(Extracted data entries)
◇ ◇ ◇

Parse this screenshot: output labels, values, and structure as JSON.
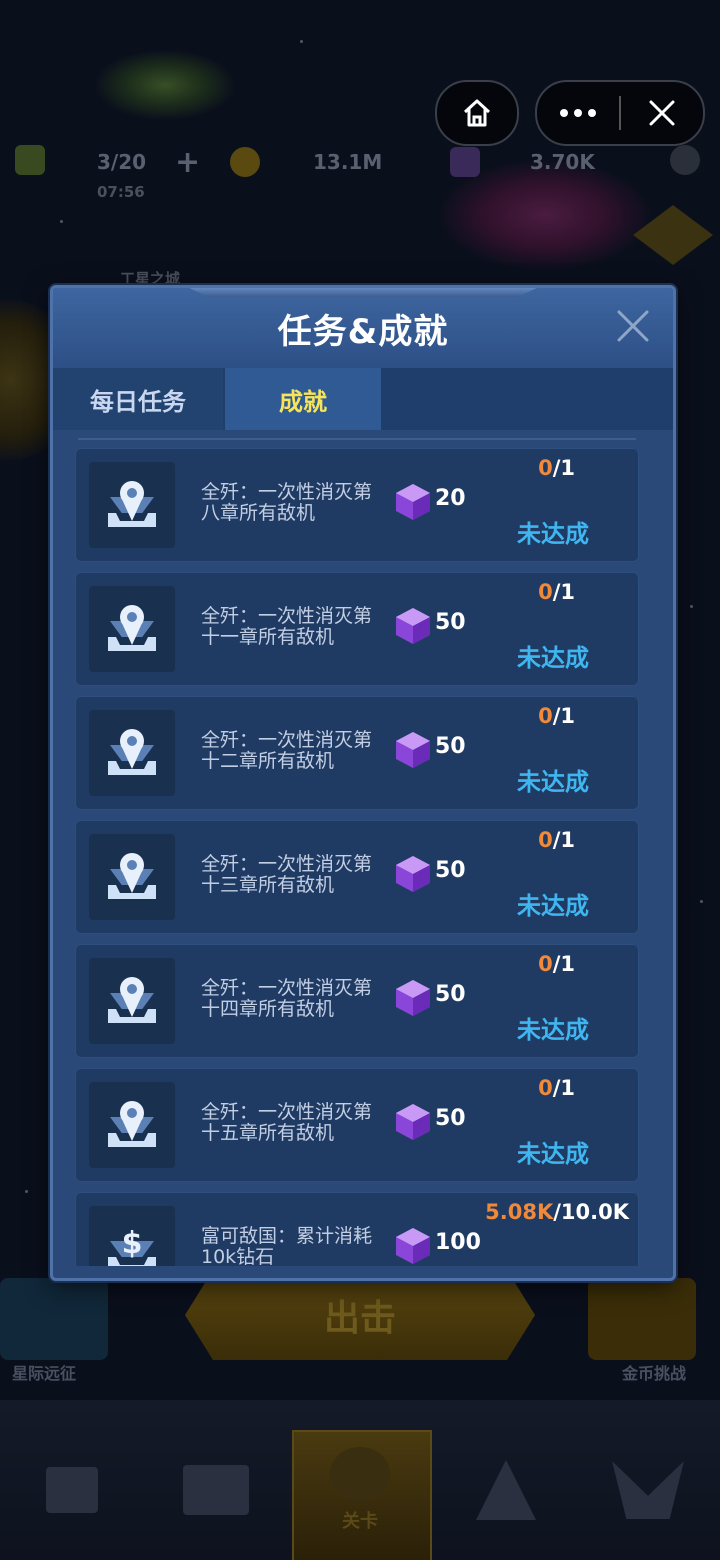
{
  "hud": {
    "energy": "3/20",
    "energy_timer": "07:56",
    "coins": "13.1M",
    "gems": "3.70K",
    "location_label": "工星之城"
  },
  "top_buttons": {
    "home_icon": "home-icon",
    "more_icon": "more-dots-icon",
    "close_icon": "close-icon"
  },
  "modal": {
    "title": "任务&成就",
    "tabs": [
      {
        "label": "每日任务",
        "active": false
      },
      {
        "label": "成就",
        "active": true
      }
    ],
    "items": [
      {
        "desc": "全歼：一次性消灭第八章所有敌机",
        "reward": "20",
        "current": "0",
        "total": "/1",
        "status": "未达成",
        "icon": "location-pin-icon"
      },
      {
        "desc": "全歼：一次性消灭第十一章所有敌机",
        "reward": "50",
        "current": "0",
        "total": "/1",
        "status": "未达成",
        "icon": "location-pin-icon"
      },
      {
        "desc": "全歼：一次性消灭第十二章所有敌机",
        "reward": "50",
        "current": "0",
        "total": "/1",
        "status": "未达成",
        "icon": "location-pin-icon"
      },
      {
        "desc": "全歼：一次性消灭第十三章所有敌机",
        "reward": "50",
        "current": "0",
        "total": "/1",
        "status": "未达成",
        "icon": "location-pin-icon"
      },
      {
        "desc": "全歼：一次性消灭第十四章所有敌机",
        "reward": "50",
        "current": "0",
        "total": "/1",
        "status": "未达成",
        "icon": "location-pin-icon"
      },
      {
        "desc": "全歼：一次性消灭第十五章所有敌机",
        "reward": "50",
        "current": "0",
        "total": "/1",
        "status": "未达成",
        "icon": "location-pin-icon"
      },
      {
        "desc": "富可敌国：累计消耗10k钻石",
        "reward": "100",
        "current": "5.08K",
        "total": "/10.0K",
        "status": "",
        "icon": "dollar-icon"
      }
    ]
  },
  "background": {
    "start_button": "出击",
    "left_card_label": "星际远征",
    "right_card_label": "金币挑战",
    "active_tab_label": "关卡"
  },
  "colors": {
    "modal_bg": "#2a4878",
    "progress_current": "#f08a3a",
    "status_text": "#3fb6f0",
    "active_tab_text": "#f6e45a"
  }
}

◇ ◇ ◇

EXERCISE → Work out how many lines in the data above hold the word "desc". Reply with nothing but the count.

RESULT → 7